[Records contained in a dataset]
┄┄┄┄┄┄┄┄┄┄

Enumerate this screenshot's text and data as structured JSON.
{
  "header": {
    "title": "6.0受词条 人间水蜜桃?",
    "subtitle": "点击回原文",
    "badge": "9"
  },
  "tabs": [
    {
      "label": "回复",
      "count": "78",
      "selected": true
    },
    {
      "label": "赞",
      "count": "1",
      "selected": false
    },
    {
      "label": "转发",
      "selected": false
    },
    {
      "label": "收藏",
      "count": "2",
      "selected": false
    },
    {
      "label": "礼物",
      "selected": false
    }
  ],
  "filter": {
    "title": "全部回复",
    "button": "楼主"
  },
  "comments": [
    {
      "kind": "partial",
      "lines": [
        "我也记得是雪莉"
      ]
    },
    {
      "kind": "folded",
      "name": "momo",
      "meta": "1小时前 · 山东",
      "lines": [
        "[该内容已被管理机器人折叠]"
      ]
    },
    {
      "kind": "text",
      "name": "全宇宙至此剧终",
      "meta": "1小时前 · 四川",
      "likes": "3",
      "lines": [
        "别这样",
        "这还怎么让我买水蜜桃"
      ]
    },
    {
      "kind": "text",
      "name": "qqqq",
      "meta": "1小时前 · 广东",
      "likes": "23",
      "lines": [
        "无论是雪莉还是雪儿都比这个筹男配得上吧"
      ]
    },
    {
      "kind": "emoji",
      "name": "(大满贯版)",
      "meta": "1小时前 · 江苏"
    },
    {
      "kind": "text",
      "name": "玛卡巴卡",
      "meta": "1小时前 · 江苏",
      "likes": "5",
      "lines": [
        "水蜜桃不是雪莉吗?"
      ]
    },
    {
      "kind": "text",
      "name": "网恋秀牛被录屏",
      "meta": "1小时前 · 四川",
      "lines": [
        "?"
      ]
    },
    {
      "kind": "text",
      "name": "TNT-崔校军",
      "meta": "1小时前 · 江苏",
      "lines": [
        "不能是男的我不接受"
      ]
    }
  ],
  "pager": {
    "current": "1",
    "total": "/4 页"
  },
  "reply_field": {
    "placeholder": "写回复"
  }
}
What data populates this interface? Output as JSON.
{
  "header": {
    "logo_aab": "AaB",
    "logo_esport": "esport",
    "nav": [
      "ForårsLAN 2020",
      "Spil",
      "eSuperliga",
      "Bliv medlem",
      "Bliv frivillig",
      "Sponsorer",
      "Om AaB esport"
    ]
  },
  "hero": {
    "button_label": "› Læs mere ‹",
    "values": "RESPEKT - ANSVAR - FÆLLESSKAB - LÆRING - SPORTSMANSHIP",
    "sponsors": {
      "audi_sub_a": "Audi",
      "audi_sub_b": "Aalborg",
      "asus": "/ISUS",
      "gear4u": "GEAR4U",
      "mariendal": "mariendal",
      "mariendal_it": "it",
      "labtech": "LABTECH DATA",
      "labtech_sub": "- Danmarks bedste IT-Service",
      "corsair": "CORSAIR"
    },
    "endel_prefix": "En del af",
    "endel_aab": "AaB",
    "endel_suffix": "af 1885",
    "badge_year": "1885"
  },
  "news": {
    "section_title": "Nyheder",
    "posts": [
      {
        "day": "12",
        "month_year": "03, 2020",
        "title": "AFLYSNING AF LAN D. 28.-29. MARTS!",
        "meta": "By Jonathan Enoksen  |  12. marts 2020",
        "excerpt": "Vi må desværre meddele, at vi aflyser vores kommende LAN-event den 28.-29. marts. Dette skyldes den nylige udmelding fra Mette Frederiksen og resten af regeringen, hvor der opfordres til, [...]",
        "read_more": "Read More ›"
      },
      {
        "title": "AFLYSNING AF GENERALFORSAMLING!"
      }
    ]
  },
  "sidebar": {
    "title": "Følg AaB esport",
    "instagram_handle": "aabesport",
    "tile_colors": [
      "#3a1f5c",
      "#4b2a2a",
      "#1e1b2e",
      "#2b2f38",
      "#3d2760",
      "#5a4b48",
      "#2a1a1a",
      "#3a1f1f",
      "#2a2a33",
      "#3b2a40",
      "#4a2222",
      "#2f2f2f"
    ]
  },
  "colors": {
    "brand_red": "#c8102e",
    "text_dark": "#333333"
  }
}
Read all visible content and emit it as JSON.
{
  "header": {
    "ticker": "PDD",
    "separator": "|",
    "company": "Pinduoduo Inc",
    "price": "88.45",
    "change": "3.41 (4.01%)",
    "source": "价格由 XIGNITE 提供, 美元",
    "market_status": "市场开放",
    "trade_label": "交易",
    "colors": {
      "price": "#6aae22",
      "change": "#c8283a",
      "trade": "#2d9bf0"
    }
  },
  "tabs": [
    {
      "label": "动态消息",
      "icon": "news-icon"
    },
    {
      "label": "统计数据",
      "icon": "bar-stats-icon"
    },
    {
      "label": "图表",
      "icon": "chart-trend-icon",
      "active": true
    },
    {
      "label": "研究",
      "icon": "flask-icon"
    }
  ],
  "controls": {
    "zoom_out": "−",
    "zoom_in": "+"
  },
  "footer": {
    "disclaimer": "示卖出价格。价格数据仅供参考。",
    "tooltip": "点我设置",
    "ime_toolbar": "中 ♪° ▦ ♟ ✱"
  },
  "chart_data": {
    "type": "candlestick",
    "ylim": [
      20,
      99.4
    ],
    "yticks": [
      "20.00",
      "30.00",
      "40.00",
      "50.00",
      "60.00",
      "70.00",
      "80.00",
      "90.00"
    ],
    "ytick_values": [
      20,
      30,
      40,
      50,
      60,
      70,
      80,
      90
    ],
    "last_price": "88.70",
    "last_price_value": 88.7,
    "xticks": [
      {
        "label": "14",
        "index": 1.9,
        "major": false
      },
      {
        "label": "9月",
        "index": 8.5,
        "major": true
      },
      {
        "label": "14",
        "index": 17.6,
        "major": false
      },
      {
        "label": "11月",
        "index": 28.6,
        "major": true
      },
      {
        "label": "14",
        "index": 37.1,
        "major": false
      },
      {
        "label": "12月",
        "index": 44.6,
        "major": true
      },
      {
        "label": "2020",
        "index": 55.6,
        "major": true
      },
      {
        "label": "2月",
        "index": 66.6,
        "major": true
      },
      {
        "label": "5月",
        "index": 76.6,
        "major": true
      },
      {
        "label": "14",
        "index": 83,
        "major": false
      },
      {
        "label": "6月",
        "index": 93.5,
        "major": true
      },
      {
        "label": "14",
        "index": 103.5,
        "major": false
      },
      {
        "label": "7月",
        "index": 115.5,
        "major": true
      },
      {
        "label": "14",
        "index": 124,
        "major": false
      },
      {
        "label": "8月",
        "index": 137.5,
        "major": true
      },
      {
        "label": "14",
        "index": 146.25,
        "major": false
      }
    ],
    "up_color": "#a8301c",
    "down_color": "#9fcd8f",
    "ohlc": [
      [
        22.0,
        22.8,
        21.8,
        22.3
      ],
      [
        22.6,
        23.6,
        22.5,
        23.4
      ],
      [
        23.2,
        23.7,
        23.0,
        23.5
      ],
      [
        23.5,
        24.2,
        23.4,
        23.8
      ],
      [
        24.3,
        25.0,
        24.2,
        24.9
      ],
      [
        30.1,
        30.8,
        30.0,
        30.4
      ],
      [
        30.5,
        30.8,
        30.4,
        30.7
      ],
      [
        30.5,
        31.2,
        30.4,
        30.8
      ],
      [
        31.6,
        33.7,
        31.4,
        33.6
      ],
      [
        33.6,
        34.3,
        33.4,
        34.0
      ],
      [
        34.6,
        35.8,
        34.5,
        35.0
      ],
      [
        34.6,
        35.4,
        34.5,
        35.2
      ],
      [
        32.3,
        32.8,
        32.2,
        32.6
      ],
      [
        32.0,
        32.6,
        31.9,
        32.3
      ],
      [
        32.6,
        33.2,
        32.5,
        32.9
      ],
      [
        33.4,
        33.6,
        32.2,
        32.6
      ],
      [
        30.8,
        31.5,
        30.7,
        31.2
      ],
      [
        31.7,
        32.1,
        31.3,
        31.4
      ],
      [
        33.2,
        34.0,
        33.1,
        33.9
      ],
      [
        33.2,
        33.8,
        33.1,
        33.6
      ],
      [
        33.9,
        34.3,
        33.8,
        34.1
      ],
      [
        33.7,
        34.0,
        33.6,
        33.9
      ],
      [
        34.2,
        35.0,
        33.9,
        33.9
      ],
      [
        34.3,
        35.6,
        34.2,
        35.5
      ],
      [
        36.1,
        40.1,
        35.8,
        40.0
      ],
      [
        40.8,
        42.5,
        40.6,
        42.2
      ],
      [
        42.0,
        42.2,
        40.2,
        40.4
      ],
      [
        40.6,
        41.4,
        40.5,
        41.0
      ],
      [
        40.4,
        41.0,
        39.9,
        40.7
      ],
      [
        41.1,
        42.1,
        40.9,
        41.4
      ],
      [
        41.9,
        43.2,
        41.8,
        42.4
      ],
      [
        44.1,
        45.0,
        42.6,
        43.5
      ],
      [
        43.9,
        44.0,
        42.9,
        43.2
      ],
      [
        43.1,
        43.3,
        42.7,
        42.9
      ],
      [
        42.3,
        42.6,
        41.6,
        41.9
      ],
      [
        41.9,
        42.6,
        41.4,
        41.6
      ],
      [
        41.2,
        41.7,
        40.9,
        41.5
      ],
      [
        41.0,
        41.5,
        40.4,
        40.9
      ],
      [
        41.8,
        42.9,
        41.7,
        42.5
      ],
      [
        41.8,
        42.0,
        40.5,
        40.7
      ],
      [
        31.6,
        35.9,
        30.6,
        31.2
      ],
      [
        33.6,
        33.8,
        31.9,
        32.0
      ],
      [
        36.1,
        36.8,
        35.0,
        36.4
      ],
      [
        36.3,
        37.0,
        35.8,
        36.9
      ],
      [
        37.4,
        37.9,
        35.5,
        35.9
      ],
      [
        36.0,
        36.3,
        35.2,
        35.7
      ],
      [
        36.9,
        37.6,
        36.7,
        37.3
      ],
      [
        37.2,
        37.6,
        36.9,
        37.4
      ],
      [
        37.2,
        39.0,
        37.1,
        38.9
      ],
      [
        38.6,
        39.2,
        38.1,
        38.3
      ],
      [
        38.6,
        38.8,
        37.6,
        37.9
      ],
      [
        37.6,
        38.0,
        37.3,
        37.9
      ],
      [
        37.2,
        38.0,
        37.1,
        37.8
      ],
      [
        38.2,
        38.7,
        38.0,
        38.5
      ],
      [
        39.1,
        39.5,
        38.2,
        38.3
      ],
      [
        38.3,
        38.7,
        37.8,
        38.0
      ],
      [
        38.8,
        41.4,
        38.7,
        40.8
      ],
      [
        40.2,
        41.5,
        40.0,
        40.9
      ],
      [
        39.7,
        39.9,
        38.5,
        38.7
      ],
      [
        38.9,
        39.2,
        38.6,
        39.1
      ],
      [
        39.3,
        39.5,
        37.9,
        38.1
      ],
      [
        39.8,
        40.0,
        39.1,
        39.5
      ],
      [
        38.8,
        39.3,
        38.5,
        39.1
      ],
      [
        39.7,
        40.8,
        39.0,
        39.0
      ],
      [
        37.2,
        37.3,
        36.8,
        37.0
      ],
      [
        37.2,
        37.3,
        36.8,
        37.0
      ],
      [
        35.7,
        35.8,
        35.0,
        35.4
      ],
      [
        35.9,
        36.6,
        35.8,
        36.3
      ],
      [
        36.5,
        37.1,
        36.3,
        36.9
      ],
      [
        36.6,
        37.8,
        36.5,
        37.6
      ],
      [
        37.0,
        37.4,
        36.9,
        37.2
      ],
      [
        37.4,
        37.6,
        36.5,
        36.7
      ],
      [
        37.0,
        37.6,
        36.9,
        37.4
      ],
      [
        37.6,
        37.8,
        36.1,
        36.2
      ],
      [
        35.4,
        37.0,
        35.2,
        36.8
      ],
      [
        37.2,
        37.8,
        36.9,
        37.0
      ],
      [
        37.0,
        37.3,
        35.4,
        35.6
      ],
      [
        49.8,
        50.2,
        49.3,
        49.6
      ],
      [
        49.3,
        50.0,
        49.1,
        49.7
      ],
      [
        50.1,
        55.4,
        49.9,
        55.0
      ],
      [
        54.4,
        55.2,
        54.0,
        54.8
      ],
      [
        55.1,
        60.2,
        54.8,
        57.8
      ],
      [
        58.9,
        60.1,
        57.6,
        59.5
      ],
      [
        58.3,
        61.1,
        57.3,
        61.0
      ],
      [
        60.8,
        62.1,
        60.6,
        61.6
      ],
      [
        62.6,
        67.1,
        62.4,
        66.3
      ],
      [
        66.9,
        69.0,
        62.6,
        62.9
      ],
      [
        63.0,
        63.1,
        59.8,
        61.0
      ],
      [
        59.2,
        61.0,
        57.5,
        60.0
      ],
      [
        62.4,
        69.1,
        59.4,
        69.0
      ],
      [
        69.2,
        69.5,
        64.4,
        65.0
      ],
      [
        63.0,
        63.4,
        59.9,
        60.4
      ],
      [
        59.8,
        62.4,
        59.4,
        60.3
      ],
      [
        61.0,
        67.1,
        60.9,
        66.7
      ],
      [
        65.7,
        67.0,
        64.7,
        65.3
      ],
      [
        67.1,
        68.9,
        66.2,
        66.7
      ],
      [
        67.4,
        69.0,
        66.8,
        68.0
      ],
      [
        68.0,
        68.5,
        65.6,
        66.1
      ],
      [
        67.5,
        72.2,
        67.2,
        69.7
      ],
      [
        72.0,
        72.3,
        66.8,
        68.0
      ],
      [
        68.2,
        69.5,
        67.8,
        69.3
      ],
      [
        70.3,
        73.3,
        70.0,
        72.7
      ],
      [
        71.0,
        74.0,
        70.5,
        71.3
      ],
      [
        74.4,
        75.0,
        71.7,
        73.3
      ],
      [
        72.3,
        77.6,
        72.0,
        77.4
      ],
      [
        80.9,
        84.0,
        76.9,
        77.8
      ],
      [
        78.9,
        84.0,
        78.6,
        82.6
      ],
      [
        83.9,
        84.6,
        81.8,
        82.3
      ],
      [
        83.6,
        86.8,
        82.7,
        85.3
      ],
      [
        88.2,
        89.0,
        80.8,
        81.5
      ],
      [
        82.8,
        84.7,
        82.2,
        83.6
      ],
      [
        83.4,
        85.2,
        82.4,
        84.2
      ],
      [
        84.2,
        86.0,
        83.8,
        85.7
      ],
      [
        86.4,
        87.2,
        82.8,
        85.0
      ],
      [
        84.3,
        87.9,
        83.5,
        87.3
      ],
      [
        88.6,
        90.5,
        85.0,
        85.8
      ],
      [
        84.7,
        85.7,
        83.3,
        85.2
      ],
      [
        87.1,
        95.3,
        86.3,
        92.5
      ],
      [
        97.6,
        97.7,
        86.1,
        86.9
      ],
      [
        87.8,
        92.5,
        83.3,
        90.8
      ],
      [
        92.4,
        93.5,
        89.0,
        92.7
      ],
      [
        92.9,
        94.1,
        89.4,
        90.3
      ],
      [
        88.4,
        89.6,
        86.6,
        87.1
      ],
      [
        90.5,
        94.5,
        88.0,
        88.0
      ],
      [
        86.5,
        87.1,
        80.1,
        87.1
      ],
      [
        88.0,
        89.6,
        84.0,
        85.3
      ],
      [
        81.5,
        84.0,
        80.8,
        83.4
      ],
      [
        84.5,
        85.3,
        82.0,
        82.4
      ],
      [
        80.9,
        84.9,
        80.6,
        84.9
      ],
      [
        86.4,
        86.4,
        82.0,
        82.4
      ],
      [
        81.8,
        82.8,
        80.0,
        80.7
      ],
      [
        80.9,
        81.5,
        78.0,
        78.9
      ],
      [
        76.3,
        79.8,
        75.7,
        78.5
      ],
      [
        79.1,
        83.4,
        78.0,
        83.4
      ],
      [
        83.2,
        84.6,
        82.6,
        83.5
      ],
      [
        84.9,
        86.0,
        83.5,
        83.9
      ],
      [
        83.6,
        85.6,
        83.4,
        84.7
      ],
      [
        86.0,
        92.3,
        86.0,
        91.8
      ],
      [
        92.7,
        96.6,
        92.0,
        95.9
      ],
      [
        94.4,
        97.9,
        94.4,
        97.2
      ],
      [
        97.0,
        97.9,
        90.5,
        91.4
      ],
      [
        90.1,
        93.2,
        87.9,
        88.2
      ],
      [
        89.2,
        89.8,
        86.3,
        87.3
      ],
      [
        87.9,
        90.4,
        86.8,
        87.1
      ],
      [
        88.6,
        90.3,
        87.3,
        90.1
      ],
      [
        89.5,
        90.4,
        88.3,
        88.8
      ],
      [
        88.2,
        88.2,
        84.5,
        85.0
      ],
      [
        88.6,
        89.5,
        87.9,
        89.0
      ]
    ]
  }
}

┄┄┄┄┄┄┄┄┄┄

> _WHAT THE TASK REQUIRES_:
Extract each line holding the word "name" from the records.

> _COMPLETED EXERCISE_:
      "name": "momo",
      "name": "全宇宙至此剧终",
      "name": "qqqq",
      "name": "(大满贯版)",
      "name": "玛卡巴卡",
      "name": "网恋秀牛被录屏",
      "name": "TNT-崔校军",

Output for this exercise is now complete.